|International Classification||H01F1/00, G01D5/245, G01R33/02|
|Cooperative Classification||Y10S428/928, G01R33/02|
|Mar 13, 1986||AS||Assignment|
Owner name: AISIN SEIKI KABUSHIKI KAISHA, 1, ASAHI-MACHI 2-CHO
Free format text: ASSIGNMENT OF ASSIGNORS INTEREST.;ASSIGNORS:MOHRI, KANEO;KAGEYAMA, TOSHINOBU;REEL/FRAME:004520/0964
Effective date: 19820821
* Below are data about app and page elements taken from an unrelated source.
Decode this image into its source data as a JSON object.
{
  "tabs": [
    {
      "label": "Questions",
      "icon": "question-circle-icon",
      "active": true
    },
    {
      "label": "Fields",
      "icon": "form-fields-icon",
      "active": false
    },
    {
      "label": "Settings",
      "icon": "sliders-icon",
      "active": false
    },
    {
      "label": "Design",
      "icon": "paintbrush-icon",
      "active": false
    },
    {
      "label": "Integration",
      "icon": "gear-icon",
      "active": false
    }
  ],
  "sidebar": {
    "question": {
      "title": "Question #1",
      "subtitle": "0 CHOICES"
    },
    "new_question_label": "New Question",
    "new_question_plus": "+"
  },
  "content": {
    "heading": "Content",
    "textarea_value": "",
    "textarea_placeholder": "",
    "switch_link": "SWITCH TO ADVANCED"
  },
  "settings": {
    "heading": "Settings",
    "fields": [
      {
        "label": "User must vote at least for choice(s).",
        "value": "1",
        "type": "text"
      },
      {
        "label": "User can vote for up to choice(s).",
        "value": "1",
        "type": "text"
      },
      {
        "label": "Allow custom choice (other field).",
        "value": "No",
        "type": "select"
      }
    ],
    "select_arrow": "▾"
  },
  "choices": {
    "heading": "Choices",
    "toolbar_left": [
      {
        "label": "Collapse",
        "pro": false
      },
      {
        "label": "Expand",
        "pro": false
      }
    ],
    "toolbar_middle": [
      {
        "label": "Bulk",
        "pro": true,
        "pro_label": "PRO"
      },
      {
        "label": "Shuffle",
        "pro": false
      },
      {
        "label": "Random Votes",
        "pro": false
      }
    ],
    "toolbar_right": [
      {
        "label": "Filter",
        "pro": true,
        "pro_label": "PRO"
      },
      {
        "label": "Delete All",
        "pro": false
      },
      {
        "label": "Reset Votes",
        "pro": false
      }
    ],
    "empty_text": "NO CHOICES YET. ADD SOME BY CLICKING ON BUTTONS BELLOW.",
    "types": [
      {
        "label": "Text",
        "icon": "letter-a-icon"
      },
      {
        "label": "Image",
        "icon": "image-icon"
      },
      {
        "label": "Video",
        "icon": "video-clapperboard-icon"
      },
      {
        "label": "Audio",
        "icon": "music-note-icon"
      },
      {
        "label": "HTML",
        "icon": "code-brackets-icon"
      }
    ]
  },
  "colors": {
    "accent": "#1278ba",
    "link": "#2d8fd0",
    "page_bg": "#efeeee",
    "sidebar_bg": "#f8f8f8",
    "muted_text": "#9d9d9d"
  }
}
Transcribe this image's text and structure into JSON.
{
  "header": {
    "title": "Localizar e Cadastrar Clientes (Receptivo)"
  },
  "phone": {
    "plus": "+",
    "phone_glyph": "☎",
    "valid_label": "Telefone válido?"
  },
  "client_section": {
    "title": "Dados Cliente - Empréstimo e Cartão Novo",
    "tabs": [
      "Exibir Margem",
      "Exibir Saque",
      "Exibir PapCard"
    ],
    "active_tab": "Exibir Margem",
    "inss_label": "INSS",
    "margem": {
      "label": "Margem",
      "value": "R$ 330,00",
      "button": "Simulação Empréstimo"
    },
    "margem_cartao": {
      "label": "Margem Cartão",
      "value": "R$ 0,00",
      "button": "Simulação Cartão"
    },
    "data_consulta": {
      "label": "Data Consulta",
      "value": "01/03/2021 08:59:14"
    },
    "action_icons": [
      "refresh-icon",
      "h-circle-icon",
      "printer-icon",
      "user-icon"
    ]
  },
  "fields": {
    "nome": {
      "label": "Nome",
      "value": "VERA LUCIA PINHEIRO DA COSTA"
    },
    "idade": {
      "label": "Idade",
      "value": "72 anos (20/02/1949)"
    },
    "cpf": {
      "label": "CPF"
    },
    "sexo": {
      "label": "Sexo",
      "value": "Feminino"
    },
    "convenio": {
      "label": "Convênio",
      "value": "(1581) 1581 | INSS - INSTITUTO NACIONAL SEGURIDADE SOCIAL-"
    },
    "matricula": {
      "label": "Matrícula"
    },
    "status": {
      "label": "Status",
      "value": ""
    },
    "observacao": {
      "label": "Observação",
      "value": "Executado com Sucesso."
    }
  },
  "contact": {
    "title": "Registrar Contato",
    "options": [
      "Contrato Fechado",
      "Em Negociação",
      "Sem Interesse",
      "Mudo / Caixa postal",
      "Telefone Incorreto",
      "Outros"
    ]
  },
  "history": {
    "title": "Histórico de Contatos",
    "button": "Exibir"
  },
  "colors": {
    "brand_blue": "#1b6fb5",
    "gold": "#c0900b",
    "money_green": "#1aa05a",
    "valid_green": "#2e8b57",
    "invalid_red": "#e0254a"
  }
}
|Nov 17, 1989||FPAY||Fee payment|
Year of fee payment: 4
|Nov 9, 1993||FPAY||Fee payment|
Year of fee payment: 8
|Feb 14, 1998||REMI||Maintenance fee reminder mailed|
|May 24, 1998||LAPS||Lapse for failure to pay maintenance fees|
|Aug 4, 1998||FP||Expired due to failure to pay maintenance fee|
Effective date: 19980527